With the help of WilmerHale's Quickstart program, Barry figured out a way to get legal representation for IP, got her company set up, and got the provisional patent filed in March 2012.
On her "ah ha" moment, when she felt that ZappRx could work, Barry said, "As a first-time entrepreneur I didn't have a lot of street cred," but she got New York-based Ruckus marketing to build an MVP. Barry showed the product to Atlas when she was looking for funding and brought it to the JP Morgan Healthcare Conference and showed it to Walgreens, CVS, etc.. That was when, she felt she was finally getting some traction with ZappRx.
"Finally, I had something that wasn't a figment of my imagination, but something real," Barry added.
Since then, ZappRx decided to focus on niche/specialty products like nebulizers, oncology medicines, rare disease medications and supplies, etc.
Deploying their marketplace for specialty products turned out to be a much bigger business possibility than Barry initially thought.
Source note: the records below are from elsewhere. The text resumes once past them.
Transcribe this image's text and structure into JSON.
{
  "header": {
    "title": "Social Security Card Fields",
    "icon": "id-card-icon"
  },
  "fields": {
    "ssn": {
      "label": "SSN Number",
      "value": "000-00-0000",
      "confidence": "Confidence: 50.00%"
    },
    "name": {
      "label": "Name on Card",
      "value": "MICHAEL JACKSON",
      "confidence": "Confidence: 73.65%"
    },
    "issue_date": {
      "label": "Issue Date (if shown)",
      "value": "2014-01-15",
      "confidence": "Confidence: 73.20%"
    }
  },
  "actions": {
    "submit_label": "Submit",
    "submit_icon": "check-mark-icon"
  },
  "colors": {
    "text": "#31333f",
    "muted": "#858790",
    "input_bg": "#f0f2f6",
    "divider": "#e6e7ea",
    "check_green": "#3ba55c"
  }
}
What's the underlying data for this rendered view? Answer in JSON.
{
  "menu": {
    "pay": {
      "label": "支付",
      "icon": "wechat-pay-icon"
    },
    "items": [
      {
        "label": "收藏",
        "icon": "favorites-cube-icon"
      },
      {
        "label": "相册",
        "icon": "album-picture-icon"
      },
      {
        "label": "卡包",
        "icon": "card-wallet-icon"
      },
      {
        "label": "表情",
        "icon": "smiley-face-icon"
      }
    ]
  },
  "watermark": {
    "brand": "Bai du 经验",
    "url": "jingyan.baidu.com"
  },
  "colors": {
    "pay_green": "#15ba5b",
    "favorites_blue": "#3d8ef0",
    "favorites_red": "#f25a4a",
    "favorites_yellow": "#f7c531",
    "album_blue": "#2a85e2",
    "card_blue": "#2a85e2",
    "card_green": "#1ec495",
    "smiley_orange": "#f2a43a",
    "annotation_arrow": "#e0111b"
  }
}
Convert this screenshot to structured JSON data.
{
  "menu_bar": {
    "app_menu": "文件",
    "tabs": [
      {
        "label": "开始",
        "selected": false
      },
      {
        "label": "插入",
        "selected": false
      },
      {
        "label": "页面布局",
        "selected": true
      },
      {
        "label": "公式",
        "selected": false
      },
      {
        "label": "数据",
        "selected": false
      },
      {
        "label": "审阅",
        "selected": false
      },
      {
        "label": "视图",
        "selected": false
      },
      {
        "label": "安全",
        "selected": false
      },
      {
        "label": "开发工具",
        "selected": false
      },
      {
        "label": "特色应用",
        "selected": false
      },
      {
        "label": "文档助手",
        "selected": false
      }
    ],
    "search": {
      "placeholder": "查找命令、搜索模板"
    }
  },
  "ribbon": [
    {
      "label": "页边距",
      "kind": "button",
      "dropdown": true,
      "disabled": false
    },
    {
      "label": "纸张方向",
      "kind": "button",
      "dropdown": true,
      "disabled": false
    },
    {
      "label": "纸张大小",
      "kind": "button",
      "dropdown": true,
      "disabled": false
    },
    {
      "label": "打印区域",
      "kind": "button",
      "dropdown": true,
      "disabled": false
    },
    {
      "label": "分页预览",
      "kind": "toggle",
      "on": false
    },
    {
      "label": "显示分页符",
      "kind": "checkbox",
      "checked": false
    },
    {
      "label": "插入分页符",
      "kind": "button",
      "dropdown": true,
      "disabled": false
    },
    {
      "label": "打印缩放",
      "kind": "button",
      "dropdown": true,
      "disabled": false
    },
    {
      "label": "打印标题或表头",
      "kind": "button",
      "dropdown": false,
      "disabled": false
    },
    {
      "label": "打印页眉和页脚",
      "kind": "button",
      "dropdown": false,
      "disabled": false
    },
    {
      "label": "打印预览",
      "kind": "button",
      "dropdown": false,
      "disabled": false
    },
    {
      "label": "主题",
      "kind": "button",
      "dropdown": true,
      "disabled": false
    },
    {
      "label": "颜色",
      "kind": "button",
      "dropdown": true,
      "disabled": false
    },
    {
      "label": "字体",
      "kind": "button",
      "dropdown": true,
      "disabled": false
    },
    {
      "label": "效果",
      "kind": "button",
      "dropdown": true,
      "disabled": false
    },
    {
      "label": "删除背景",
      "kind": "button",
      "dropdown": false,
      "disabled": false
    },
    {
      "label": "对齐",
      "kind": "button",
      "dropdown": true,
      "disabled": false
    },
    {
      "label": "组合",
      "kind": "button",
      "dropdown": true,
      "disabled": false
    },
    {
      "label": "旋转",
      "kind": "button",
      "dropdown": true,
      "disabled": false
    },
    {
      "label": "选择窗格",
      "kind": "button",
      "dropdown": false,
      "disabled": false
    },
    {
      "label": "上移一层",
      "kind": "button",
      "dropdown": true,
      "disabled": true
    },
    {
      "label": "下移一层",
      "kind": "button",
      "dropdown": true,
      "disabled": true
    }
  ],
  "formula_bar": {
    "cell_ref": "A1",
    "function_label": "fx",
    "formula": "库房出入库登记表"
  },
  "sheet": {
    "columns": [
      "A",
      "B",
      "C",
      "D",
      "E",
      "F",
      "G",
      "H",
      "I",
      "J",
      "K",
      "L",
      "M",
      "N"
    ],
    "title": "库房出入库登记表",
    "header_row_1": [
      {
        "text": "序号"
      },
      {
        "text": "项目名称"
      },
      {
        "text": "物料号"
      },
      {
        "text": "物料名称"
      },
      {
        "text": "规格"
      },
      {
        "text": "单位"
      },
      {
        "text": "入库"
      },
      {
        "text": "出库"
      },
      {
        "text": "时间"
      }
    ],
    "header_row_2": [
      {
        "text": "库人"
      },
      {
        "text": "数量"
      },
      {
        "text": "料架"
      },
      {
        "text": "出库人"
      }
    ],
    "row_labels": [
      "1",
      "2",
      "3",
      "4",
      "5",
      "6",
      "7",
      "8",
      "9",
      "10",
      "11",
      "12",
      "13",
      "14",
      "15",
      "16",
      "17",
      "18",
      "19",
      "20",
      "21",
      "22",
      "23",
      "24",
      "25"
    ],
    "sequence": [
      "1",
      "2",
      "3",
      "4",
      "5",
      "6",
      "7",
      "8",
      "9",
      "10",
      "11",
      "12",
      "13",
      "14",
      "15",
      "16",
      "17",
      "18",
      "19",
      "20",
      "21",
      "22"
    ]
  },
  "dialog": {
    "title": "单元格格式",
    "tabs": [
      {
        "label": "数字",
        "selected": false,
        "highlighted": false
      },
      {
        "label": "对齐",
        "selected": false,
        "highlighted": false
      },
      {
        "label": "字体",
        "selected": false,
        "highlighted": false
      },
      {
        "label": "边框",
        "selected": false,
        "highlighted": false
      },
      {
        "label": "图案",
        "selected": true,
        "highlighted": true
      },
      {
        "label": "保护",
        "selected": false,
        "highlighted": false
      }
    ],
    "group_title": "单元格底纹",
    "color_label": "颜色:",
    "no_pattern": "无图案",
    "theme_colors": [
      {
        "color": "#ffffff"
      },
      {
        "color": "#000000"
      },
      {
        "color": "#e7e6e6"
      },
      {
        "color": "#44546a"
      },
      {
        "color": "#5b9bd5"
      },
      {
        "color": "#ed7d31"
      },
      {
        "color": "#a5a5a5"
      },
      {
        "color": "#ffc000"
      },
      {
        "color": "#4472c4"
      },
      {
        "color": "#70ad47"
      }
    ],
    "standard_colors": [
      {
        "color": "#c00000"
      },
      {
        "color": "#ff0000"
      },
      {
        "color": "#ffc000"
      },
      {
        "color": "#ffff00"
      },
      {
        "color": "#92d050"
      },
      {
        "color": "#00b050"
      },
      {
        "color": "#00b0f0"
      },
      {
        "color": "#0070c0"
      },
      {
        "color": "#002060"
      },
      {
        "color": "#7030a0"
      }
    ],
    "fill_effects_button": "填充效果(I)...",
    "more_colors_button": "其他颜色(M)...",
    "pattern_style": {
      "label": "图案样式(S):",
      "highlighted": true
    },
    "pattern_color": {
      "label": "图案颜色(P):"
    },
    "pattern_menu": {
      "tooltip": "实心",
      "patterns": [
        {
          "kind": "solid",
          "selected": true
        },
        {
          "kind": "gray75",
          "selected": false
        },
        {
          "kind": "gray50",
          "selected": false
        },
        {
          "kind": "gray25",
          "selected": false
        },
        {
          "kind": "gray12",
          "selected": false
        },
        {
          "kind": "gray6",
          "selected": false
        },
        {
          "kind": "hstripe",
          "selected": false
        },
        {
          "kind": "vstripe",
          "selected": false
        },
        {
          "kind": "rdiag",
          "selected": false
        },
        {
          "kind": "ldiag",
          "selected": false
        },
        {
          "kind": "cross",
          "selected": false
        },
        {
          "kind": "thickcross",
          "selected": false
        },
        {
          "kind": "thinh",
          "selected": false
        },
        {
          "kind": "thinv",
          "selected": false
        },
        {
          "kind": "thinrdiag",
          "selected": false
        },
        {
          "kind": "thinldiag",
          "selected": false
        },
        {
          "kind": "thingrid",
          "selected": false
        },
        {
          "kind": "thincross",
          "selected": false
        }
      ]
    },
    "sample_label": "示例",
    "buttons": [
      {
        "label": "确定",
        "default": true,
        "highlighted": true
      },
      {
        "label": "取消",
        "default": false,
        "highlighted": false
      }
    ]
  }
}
The pending partnerships will implement ZappRx's platform for niche products and deploy it on a much more widespread scale than the product has ever been used for.
As was evident during our discussion, Barry is excited about the opportunity, a bit surprised about the quick success, and most of all, passionate about changing a broken system.
With the announcement in September of the $1M Seed Round, ZappRx finished off an impressive year of growth and innovation. With rumors abound about more funding and key partnerships, 2014 could be an even bigger year for this fast emerging healthcare disruptor.
Dennis Keohane is the Senior Writer for VentureFizz. You can follow Dennis on Twitter (@DBKeohane) by clicking here.